Updated on March 26, 2020.  Medical content reviewed by Dr. Joseph Rosado, MD, M.B.A, Chief Medical Officer

There’s big news for cannabis users with psychotic disorders out of the Journal of Psychopharmacology. A three-year longitudinal study has found that cannabis smoking may protect against weight gain, particularly in patients experiencing their first episode of psychosis. (And let’s not forget, edibles may help too!)

The research involved measuring glycemic and lipid parameters when patients first presented for treatment, and then again three years later. At both points, cannabis use was self-reported and study participants were divided into three groups: continuers, discontinuers, and non-users.

Continuers were those who continued using cannabis products throughout the three-year study duration while discontinuers were those using cannabis products during the first reporting period who were no longer doing so three years later.

The results showed a significant difference in weight gain among discontinuers and non-users compared to cannabis users. At the beginning of the study, cannabis users presented with lower weight, body mass index, cholesterol, and low-density lipoprotein cholesterol. These results continued throughout the duration of the study. What’s more, the discontinuers presented with a higher increase in weight overall (compared to both continuers and non-users) from the start of the study to the end.

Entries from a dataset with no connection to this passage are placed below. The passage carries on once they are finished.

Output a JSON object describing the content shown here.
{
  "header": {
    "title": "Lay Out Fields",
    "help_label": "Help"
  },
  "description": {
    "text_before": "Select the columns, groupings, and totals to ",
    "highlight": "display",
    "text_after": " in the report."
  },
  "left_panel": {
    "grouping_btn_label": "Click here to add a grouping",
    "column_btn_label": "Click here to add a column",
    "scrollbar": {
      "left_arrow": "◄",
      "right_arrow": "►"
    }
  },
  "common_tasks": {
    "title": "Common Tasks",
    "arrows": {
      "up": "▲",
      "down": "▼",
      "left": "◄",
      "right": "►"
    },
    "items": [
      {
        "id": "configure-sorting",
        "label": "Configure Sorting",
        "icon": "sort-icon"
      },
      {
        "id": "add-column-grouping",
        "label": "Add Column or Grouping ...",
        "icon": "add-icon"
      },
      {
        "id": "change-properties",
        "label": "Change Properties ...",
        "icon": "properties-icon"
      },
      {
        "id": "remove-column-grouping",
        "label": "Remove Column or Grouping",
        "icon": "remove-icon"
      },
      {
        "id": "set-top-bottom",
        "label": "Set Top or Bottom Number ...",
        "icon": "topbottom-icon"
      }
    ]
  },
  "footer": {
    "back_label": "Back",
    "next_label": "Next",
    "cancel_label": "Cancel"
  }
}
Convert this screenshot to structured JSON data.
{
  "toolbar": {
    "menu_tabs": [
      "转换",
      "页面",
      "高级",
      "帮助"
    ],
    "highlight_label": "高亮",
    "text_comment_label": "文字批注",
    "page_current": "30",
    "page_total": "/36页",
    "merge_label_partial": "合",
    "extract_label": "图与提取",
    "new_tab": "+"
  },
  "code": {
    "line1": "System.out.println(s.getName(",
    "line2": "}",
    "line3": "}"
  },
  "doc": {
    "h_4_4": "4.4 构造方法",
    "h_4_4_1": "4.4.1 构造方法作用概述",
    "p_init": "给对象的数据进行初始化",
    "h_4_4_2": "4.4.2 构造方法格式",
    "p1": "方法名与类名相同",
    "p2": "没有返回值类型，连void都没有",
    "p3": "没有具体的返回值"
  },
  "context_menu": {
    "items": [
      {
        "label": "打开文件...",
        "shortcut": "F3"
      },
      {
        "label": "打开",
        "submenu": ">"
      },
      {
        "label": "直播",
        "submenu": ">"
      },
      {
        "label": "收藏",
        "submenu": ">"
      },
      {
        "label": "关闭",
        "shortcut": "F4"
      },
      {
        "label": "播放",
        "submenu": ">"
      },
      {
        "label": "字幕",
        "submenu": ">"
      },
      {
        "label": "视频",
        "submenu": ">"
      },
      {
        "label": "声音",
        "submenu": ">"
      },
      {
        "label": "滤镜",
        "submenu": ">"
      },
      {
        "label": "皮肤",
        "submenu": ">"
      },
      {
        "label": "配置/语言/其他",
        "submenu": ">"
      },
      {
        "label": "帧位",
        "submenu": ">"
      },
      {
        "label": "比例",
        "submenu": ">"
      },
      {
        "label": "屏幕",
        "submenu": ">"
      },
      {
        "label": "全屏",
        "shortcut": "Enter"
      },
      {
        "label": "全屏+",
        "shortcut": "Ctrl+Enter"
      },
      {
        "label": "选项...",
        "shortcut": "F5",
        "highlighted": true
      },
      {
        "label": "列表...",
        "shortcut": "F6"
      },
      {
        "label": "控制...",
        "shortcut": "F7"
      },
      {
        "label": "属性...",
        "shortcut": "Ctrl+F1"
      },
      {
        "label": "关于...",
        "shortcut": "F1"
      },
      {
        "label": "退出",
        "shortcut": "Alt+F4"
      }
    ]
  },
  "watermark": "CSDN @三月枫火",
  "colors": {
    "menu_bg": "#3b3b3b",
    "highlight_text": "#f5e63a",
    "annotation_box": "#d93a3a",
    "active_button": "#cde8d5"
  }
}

Psychotic episodes have been known to contribute to metabolic changes, but this research suggests cannabis could protect against those changes and prevent associated weight gain. While the researchers concluded more data is needed, these results fall in line with what we already know about marijuana and weight maintenance as well as marijuana and weight loss.